What's ‘Germinating’ in the General Assembly

What's ‘Germinating’ in the General Assembly

As I hinted last week, this week’s column will delve into the environmental legislation that I have “germinating” in drafting. I am actively working with relevant stakeholders and constituents during this ongoing drafting process to ensure that these bills are ready for introduction in January.

I plan to introduce legislation urged by many of my constituents that aims to combat the invasive plant species Hedera helix, which is commonly known as English Ivy. English Ivy is designated as an invasive plant by the Commonwealth and all local jurisdictions in Virginia. As an invasive species, English Ivy can cover the forest floor, excluding tree seedlings and understory plants from nutrients. It can climb trees up to 90 feet, where it blocks photosynthesis and weighs the tree down. Ivy is also a host for bacterial leaf scorch. Ivy spreads from private plantings into natural areas through bird droppings and is expensive to control and remove, costing localities millions. As you may know, in 2017, the General Assembly gave localities the ability to control for running bamboo, a similarly invasive and aggressively spreading plant. This bill would give localities the ability to provide for the control of English Ivy, requiring landowners to properly upkeep and contain English Ivy on their property to control spread.
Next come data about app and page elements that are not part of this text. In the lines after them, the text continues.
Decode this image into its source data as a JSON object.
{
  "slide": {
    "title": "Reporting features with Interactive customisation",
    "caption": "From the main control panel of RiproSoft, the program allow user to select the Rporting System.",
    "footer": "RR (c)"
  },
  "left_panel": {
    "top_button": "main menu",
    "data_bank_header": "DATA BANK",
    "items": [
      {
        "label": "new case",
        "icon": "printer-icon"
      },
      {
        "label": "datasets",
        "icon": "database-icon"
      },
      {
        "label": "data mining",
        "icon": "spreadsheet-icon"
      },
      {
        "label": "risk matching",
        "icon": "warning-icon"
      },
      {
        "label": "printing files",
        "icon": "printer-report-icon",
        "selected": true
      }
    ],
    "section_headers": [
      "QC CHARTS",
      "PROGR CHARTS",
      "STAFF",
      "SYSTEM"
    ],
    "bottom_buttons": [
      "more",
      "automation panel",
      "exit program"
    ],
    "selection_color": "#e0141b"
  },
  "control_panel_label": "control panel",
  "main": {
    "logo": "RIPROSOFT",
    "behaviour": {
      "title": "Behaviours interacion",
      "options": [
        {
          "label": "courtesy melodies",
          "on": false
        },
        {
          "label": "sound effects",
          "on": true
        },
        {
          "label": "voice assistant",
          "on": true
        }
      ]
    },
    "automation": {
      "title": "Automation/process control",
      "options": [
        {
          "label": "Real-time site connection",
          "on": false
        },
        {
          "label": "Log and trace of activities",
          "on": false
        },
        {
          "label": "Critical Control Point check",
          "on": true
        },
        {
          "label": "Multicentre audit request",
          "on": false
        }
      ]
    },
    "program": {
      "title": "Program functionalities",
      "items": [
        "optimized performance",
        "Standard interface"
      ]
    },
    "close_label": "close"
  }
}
From a constituent active with soil and water conservation, I am drafting a bill to establish a state income tax incentive to install solar equipment on residential and commercial structures, brownfields, parking lots, and transportation amenities. I am also drafting legislation to amend The Virginia Brownfield and Coal Mine Renewable Energy and Grant Fund Program, which was established in 2021, to allow state funds to be used for grants. This fund awards grants on a competitive basis to renewable energy projects located on brownfields or previously coal-mined lands. Current law only allows grants to be made using federal funds, which is not always available. Eliminating this federal requirement will hopefully encourage more renewable energy projects on former coal fields and brownfields.

Another legislative effort I have in the hopper is establishing a cooperative program that would fully fund ongoing protection and preservation of lands of ecological, cultural, or historical importance, lands for recreational purposes, and working farm and forest lands for the benefit and enjoyment of all current and future citizens of the Commonwealth. Virginia has 42 wonderful state parks and 2,440 local and regional parks which employ 109,000 Virginians and have an economic impact of $9.4 billion. A stable, dedicated funding source will create even more opportunities to prevent further loss of Virginia’s critical natural areas.

Also from a constituent, I am pursuing legislation that would limit a homeowner association’s (HOA) ability to prohibit homeowners from installing managed conservation landscaping, such as using landscape practices that incorporate environmentally sensitive design to address stormwater runoff, reduce pollution, protect clean air and water and support wildlife through the use of native plants. After incorporating some of these landscaping changes on their properties, several of my constituents have faced pushback from their HOAs, which tend to favor turf grass. Over 2 million Virginia residents live in a homeowner association, and as we face the current climate crisis, Virginia residents should have the flexibility to more sustainably manage their private land.

Finally, I am working on a bill to create a stakeholder workgroup to study the current Litter Tax and other litter prevention and mitigation approaches in the Commonwealth and recommend reforms to modernize them.

It’s so wonderful to represent this district where so many tirelessly dedicate themselves to advocating for the protection and preservation of our environment. Our efforts together will play an instrumental role in ensuring a healthier and more sustainable future for the generations to come.